START Dataset records

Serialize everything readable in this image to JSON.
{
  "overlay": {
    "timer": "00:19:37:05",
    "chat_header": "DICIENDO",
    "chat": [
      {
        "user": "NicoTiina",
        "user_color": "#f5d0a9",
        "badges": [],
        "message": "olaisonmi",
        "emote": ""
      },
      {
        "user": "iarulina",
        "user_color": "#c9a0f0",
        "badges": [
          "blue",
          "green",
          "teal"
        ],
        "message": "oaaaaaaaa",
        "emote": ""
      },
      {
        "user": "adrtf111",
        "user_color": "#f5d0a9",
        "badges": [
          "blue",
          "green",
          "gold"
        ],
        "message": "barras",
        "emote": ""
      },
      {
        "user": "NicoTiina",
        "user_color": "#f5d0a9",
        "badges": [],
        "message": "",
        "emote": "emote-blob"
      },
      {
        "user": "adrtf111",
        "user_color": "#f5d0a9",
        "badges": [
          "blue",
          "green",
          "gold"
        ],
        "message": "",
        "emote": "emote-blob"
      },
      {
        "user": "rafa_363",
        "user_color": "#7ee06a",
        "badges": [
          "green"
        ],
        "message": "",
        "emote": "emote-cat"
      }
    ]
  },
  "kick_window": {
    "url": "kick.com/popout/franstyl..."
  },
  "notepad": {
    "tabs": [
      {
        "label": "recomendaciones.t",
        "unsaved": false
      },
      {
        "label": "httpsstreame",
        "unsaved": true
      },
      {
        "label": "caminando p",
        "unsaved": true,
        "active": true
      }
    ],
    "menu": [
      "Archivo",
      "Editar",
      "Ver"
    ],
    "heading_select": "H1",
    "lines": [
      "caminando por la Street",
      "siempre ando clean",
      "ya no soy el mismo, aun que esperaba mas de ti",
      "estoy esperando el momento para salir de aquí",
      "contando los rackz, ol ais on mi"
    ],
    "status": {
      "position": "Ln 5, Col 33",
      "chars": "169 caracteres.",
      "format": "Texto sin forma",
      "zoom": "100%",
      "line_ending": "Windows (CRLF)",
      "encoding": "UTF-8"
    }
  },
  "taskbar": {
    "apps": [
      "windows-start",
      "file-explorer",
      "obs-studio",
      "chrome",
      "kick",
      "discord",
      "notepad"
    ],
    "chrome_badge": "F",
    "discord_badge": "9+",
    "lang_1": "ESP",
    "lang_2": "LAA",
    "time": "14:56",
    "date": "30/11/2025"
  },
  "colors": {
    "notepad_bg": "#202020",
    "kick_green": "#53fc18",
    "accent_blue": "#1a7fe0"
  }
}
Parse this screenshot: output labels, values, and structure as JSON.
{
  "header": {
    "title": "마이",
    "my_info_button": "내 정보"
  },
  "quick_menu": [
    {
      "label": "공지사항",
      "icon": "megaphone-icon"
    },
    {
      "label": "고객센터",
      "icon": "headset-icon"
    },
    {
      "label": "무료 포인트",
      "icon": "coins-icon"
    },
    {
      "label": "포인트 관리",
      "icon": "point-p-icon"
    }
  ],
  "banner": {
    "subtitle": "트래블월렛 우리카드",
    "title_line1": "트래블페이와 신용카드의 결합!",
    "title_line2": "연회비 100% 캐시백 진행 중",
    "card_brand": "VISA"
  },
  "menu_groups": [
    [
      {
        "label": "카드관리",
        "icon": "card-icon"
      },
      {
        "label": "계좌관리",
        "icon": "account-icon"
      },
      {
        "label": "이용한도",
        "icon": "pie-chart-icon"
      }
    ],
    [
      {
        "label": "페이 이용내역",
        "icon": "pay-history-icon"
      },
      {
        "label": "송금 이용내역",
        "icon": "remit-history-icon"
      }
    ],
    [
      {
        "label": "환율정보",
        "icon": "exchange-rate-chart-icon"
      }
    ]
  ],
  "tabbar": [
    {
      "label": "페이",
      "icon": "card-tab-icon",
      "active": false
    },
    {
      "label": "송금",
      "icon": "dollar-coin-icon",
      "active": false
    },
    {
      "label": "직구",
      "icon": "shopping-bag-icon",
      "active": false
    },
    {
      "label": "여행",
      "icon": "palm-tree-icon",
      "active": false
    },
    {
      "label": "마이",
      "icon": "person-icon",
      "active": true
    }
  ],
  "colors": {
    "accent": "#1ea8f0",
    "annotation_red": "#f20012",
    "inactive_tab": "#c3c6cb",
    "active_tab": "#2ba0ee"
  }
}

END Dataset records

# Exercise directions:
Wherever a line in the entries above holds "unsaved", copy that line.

# Answer for the task:
        "unsaved": false
        "unsaved": true
        "unsaved": true,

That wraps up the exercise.